Before I get on to those secondary matters I had better give a further example of the primary. On the evidence of this book, the second author of whom Benjamin speaks with unequalled authority is Proust, who figures largely not only in the essay devoted to him but also in the longest and most elaborate of the studies, the one on Baudelaire, who, for Benjamin, was Proust’s evangelist.
Baudelaire, as we all know, invented for art the modern city—l’immonde cité—and its crowds. Benjamin subjects this commonplace to extraordinary processes of elaboration and refinement. For him the city is not only the locus of our complex modern isolation, it is also the source of modern shock. Its gestures are all productive of, or protective against, shock: switching, inserting, pressing, snapping; the exchange and avoidance of glances; the barrage of incomplete and discontinuous impressions. (This aspect of metropolitan life, incidentally, fascinated Conrad. Benjamin would have been very good on Conrad, but he lived in Paris and chose Poe.)

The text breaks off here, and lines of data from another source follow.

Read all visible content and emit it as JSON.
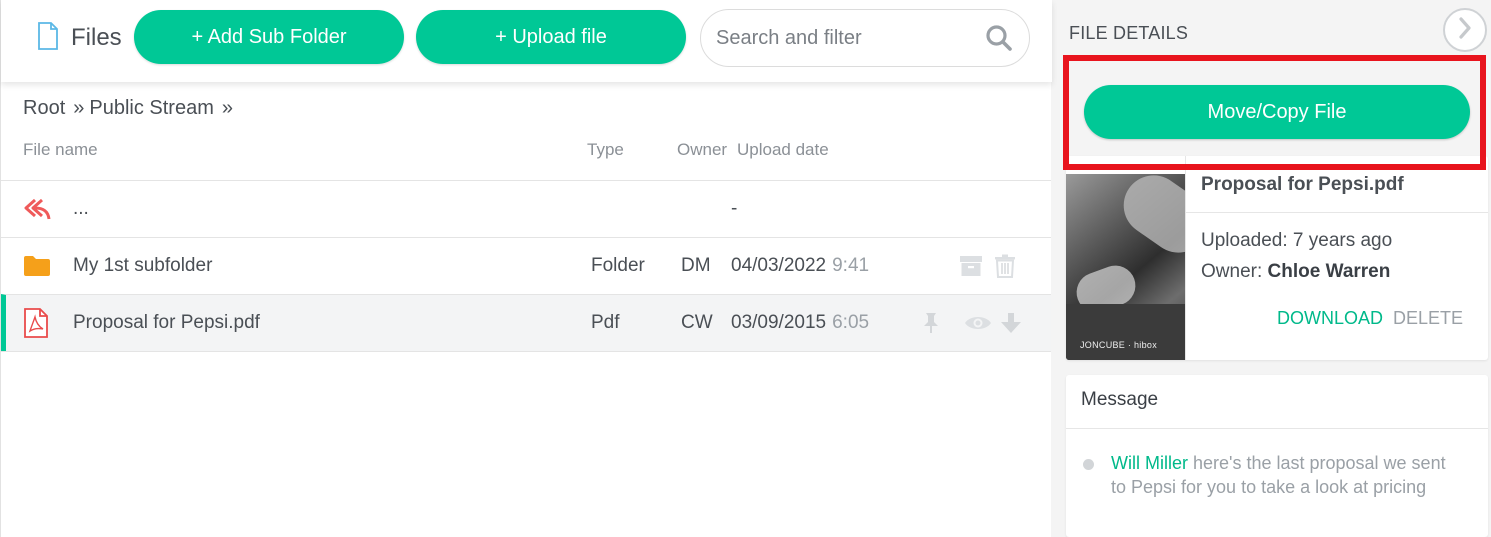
{
  "topbar": {
    "title": "Files",
    "add_sub_folder_label": "+ Add Sub Folder",
    "upload_file_label": "+ Upload file",
    "search_placeholder": "Search and filter"
  },
  "breadcrumb": {
    "items": [
      "Root",
      "Public Stream"
    ],
    "separator": "»"
  },
  "table": {
    "headers": {
      "file_name": "File name",
      "type": "Type",
      "owner": "Owner",
      "upload_date": "Upload date"
    },
    "rows": [
      {
        "name": "...",
        "type": "",
        "owner": "",
        "date": "-",
        "time": ""
      },
      {
        "name": "My 1st subfolder",
        "type": "Folder",
        "owner": "DM",
        "date": "04/03/2022",
        "time": "9:41"
      },
      {
        "name": "Proposal for Pepsi.pdf",
        "type": "Pdf",
        "owner": "CW",
        "date": "03/09/2015",
        "time": "6:05"
      }
    ]
  },
  "sidebar": {
    "title": "FILE DETAILS",
    "move_copy_label": "Move/Copy File",
    "file": {
      "name": "Proposal for Pepsi.pdf",
      "uploaded_label": "Uploaded:",
      "uploaded_value": "7 years ago",
      "owner_label": "Owner:",
      "owner_value": "Chloe Warren",
      "thumbnail_brand": "JONCUBE · hibox",
      "download_label": "DOWNLOAD",
      "delete_label": "DELETE"
    },
    "message": {
      "title": "Message",
      "author": "Will Miller",
      "text": "here's the last proposal we sent to Pepsi for you to take a look at pricing"
    }
  },
  "colors": {
    "accent": "#00c896",
    "highlight_border": "#e8141d",
    "folder": "#f5a01a",
    "pdf": "#e94b4b",
    "back_arrow": "#ef5a5a"
  }
}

What is destroyed by this continuous discontinuity is a quality Benjamin calls aura. This is variously described and apprehended. It is, for example, the quality of the unique work of art, handed down by a tradition, a quality lost in mechanical reproduction.
That which withers in the age of mechanical reproduction is the aura of the work of art. This is a symptomatic process whose significance points beyond the realm of art…. The technique of reproduction detaches the reproduced object from the domain of tradition. By making many reproductions it substitutes a plurality of copies for a unique existence. And in permitting the reproduction to meet the beholder or listener in his own particular situation, it reactivates the object reproduced. These two processes lead to a tremendous shattering of tradition which is the obverse of the contemporary crisis and renewal of mankind.

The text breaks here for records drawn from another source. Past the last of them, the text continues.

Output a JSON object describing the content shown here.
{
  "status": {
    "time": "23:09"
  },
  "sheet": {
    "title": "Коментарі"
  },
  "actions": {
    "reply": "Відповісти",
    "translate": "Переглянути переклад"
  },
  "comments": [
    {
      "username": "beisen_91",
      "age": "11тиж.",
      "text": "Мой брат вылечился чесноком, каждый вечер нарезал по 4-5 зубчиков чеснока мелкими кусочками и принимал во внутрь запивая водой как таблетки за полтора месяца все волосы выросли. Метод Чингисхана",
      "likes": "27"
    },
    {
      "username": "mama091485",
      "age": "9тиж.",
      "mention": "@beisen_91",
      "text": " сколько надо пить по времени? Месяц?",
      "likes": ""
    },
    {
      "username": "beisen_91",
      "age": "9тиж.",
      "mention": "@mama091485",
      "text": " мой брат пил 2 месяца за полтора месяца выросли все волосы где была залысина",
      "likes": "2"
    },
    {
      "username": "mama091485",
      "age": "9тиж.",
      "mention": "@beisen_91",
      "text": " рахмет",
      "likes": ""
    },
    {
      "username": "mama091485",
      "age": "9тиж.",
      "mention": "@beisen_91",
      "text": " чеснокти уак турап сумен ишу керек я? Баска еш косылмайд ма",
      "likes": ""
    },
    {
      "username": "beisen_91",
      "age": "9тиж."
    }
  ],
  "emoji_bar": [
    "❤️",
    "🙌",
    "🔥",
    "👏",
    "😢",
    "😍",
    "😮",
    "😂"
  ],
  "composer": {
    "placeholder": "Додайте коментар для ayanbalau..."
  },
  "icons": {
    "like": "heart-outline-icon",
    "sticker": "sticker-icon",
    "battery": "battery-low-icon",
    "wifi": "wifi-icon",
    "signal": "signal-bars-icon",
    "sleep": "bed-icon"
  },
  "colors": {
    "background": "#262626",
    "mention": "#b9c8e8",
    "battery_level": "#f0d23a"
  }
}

The book is important enough for niggling criticism. There seems no good reason for printing the essays out of chronological order. (The dates are given at the end.) In the index of names "Fernandez Ardavin, Luis" has usurped the place that belongs to Ramon Fernandez. Something is wrong with the last sentence of the first paragraph on p. 161, and with the sentence about night and day on p. 204.↩
The book is important enough for niggling criticism. There seems no good reason for printing the essays out of chronological order. (The dates are given at the end.) In the index of names “Fernandez Ardavin, Luis” has usurped the place that belongs to Ramon Fernandez. Something is wrong with the last sentence of the first paragraph on p. 161, and with the sentence about night and day on p. 204.↩